Would you be able to identify what emotions your pet is feeling? A team of cognitive neuroscience and animal behavior scientists have discovered that cat and dog owners perceive a variety of emotional states in their animals, ranging from simple to complex.
The team at the University of Lincoln, U.K., surveyed more than 400 cat and dog owners to assess the spectrum of states and behavioral characteristics they discerned in their pets.
The questionnaire included six simple emotions (anger, disgust, fear, joy, sadness, and surprise) and 16 complex emotions (amusement, anxiety, boredom, confusion, curiosity/interest, disappointment, embarrassment, empathy, frustration, grief, guilt/shame, jealousy, love/affection, pain, positive anticipation, and pride).
Findings confirmed that the owners noted a much larger catalog of emotions than had previously been documented, and households with both cats and dogs reported secondary emotions in dogs at a higher rate. The research is published in the journal Animals.
As animal-assisted therapies continue to gain popularity in promoting good mental health and well-being in humans, correctly identifying an animal's emotional state is key to successful human-animal interactions overall.
Scientific research in this field is still in its early stages, meaning that pet owners are currently one of the most reliable sources of information due to the amount of time they spend with their animals.
Daniel Mills, Professor of Veterinary Behavioral Medicine at Lincoln, said, "Assessing owners' impressions of companion animal emotions is an important part of understanding human-animal interactions.
"Problems can arise if an owner misconstrues their pet's emotional state; their perception may not be the same as the reality. For example, if an owner attributed guilt as an emotion in their pet via facial expression and behavioral signals after an episode of misbehavior, they may feel it necessary to reprimand them."
Kun Guo, Professor of Cognitive Neuroscience at the University said, "Animal emotion is at the frontier of our research. Because they are not able to talk, the importance of documenting owners' assessments is the first step in truly being able to identify the internal emotions of our companion animals."
Olivia Pickersgill, Lincoln graduate and Unit Manager at the Waltham Petcare Science Institute in Leicestershire, said, "Despite owner's interpretation of animal emotions being a critical data source, it isn't without its flaws.
"Our research highlights that we view dogs and cats very differently with regard to emotions, suggesting a potential species bias, which could prove problematic for our pets."
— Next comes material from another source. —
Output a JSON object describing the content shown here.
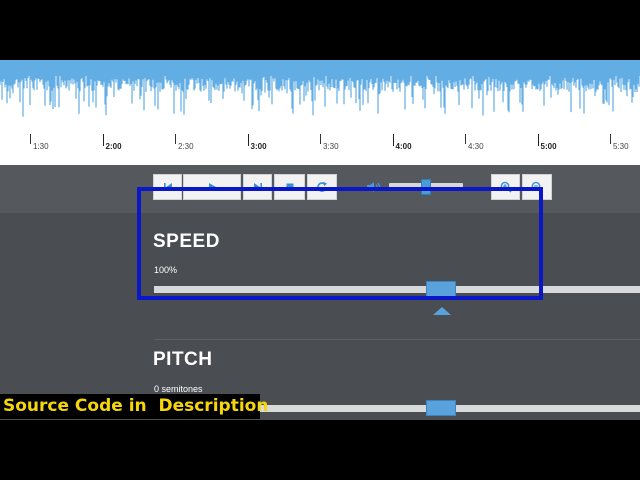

More information: Olivia Pickersgill et al, Owners' Beliefs regarding the Emotional Capabilities of Their Dogs and Cats, Animals (2023). DOI: 10.3390/ani13050820
Journal information: Animals
Provided by University of Lincoln